I know several associates of mine who are your constituents will be visiting with you or your staff to explain their opposition to the agreement. I know from my communications with them that I share the reasons they will express for opposing the agreement. I wanted to add or emphasize a few points that are especially concerning or upsetting to me, perhaps because of the perspective I have gained from living a good part of the last five years in Israel.
Ironically, my first major concern has little or nothing to do with Israel, Iran, or nuclear arms. It is a concern borne out of my being a lawyer and out of having watched the erosion of Congressional power vis-à-vis Presidential power over the last 45 years. It has to do with the Constitution and checks-and-balances.

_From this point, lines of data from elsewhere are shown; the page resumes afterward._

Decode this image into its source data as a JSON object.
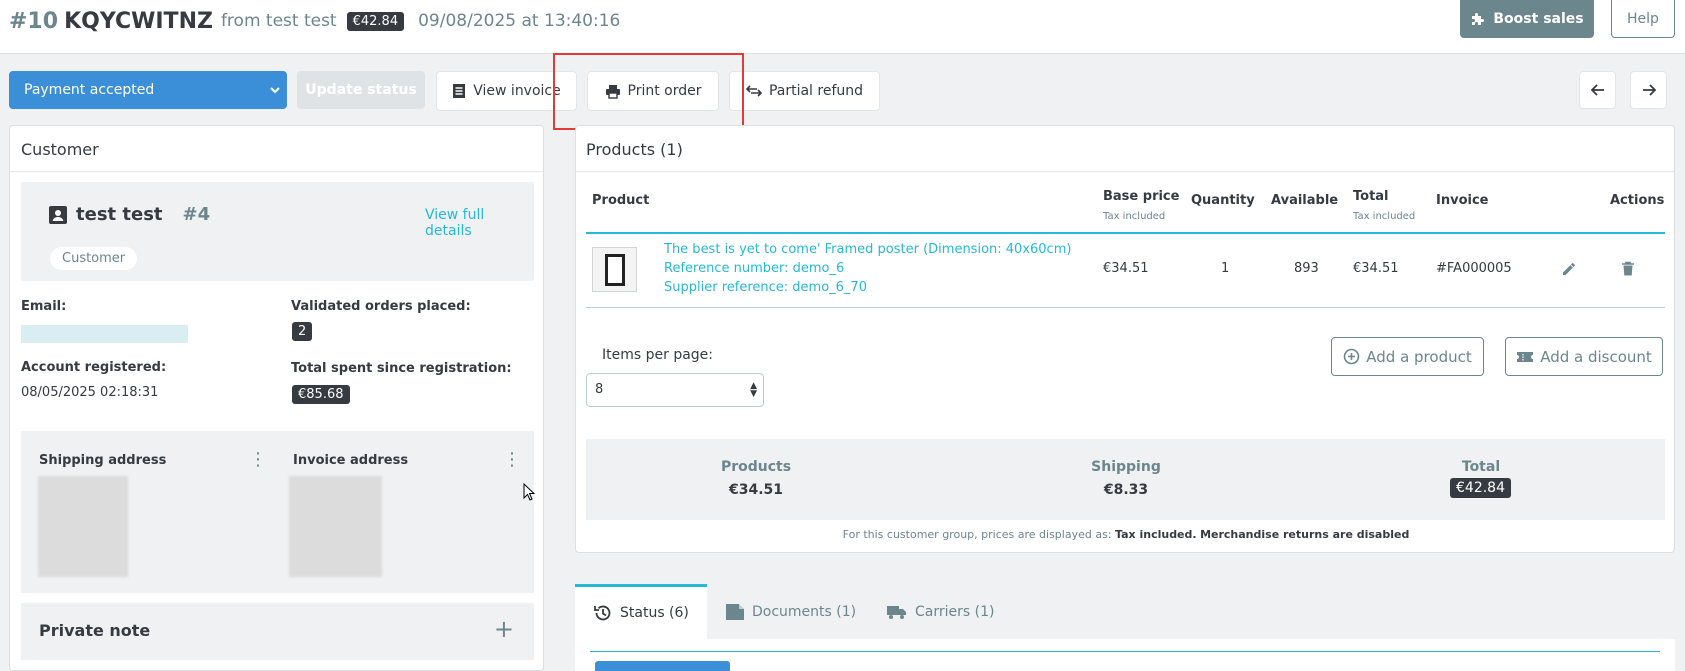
{
  "header": {
    "order_number": "#10",
    "order_reference": "KQYCWITNZ",
    "from_text": "from test test",
    "total_badge": "€42.84",
    "date": "09/08/2025",
    "at_text": "at",
    "time": "13:40:16",
    "boost_label": "Boost sales",
    "help_label": "Help"
  },
  "toolbar": {
    "status_value": "Payment accepted",
    "update_label": "Update status",
    "view_invoice_label": "View invoice",
    "print_order_label": "Print order",
    "partial_refund_label": "Partial refund"
  },
  "customer": {
    "card_title": "Customer",
    "name": "test test",
    "id": "#4",
    "view_full": "View full details",
    "pill": "Customer",
    "email_label": "Email:",
    "validated_label": "Validated orders placed:",
    "validated_value": "2",
    "registered_label": "Account registered:",
    "registered_value": "08/05/2025 02:18:31",
    "total_spent_label": "Total spent since registration:",
    "total_spent_value": "€85.68",
    "shipping_label": "Shipping address",
    "invoice_label": "Invoice address",
    "private_note_label": "Private note"
  },
  "products": {
    "card_title": "Products (1)",
    "columns": {
      "product": "Product",
      "base_price": "Base price",
      "base_price_sub": "Tax included",
      "quantity": "Quantity",
      "available": "Available",
      "total": "Total",
      "total_sub": "Tax included",
      "invoice": "Invoice",
      "actions": "Actions"
    },
    "rows": [
      {
        "name": "The best is yet to come' Framed poster (Dimension: 40x60cm)",
        "reference": "Reference number: demo_6",
        "supplier": "Supplier reference: demo_6_70",
        "base_price": "€34.51",
        "quantity": "1",
        "available": "893",
        "total": "€34.51",
        "invoice": "#FA000005"
      }
    ],
    "items_per_page_label": "Items per page:",
    "items_per_page_value": "8",
    "add_product_label": "Add a product",
    "add_discount_label": "Add a discount",
    "totals": {
      "products_label": "Products",
      "products_value": "€34.51",
      "shipping_label": "Shipping",
      "shipping_value": "€8.33",
      "total_label": "Total",
      "total_value": "€42.84"
    },
    "footnote_prefix": "For this customer group, prices are displayed as:",
    "footnote_tax": "Tax included.",
    "footnote_returns": "Merchandise returns are disabled"
  },
  "tabs": [
    {
      "label": "Status (6)",
      "icon": "history-icon"
    },
    {
      "label": "Documents (1)",
      "icon": "file-icon"
    },
    {
      "label": "Carriers (1)",
      "icon": "truck-icon"
    }
  ],
  "colors": {
    "accent": "#25b9d7",
    "primary_button": "#3b8fd8",
    "dark_badge": "#363a41",
    "highlight": "#e53935"
  }
}
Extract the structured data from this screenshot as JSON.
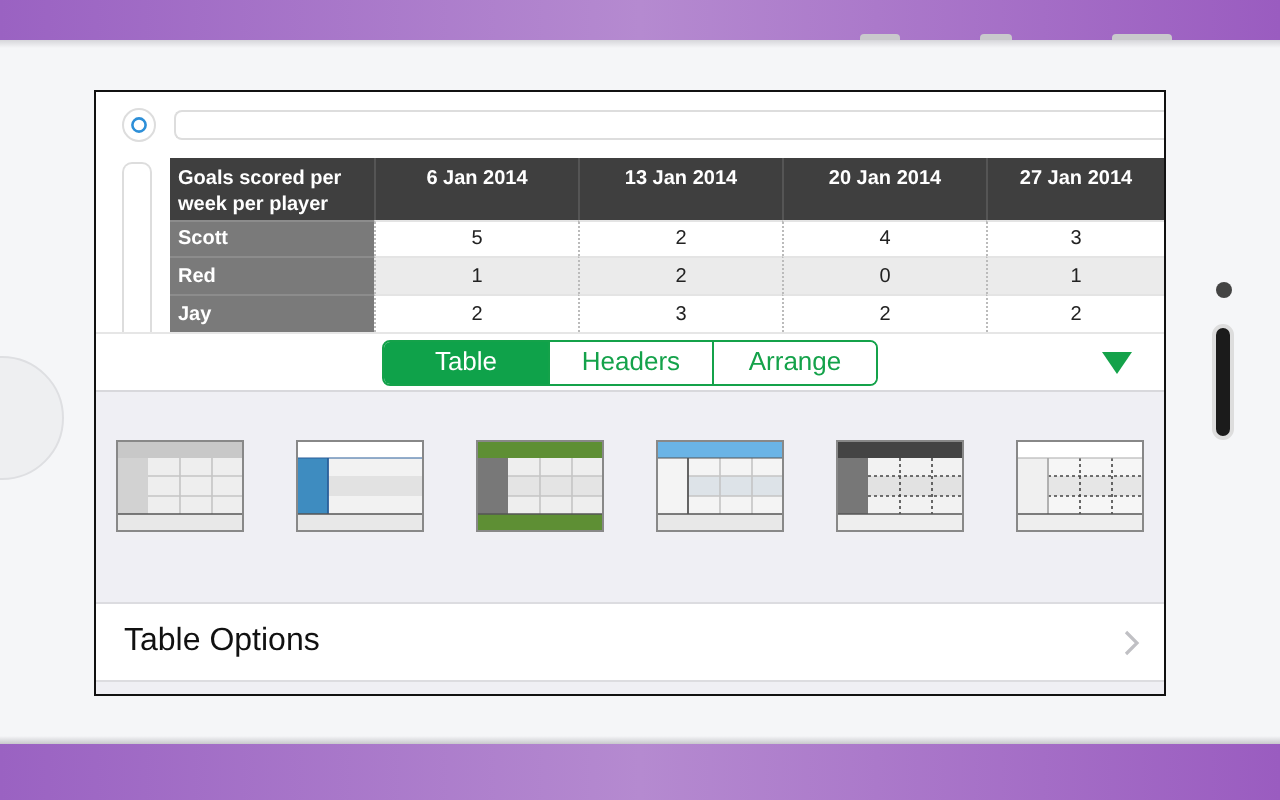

Saturday, July 11, 2015
Our friend Shimon Re’em was being honored last Wednesday night by the City of Haifa for his contributions over a lifetime to the city and the area. An educator by profession, Shimon has spent a very active retirement educating citizens, particularly young people, about the Haifa area prior to the establishment of Israel in 1948 and the early years, with an emphasis on the resistance to the British.
I wasn’t looking forward to the traffic and to driving up to Haifa and back to Jerusalem in one evening. But it isn’t often that a family friend of 25-plus years is honored, so off we went. We left Jerusalem about 3:15, planning to beat some traffic and to arrive early enough to grab dinner on the Carmel in Haifa.
About 5:00, we drove into one of the rest stop/gas station/coffee shop places along Highway 6. It’s Israel’s version of the Eastern U.S.’ old Howard Johnson stops. No one will mistake them for a desert oasis. Not looking forward to my usual frustration using a U.S. credit card at an Israeli gas pump, I treated myself to the full service pumps.
A young man strolled over, took my card, and went to work. “Where you from?” he asked in decent accented English.
Sensing he was not really interested in my usual “We live part of the year in Jerusalem, part in Sacramento, I sold my business early so that I could pursue Herzl’s dream,” I simply replied, “California.”
To which he inquired “You Jewish?”
Not totally surprised by the question, I replied “Yes.” Then I got a little surprise. His answer: “Well, then, this is your home. Welcome.”
Feeling I knew the answer but sensing a door had been opened a bit, I asked: “Thank you. And you?”
“I’m Arab.” Then, looking like he felt I might need some clarification, he added “I am an Israeli Arab.”
Me: “So this is your home too?”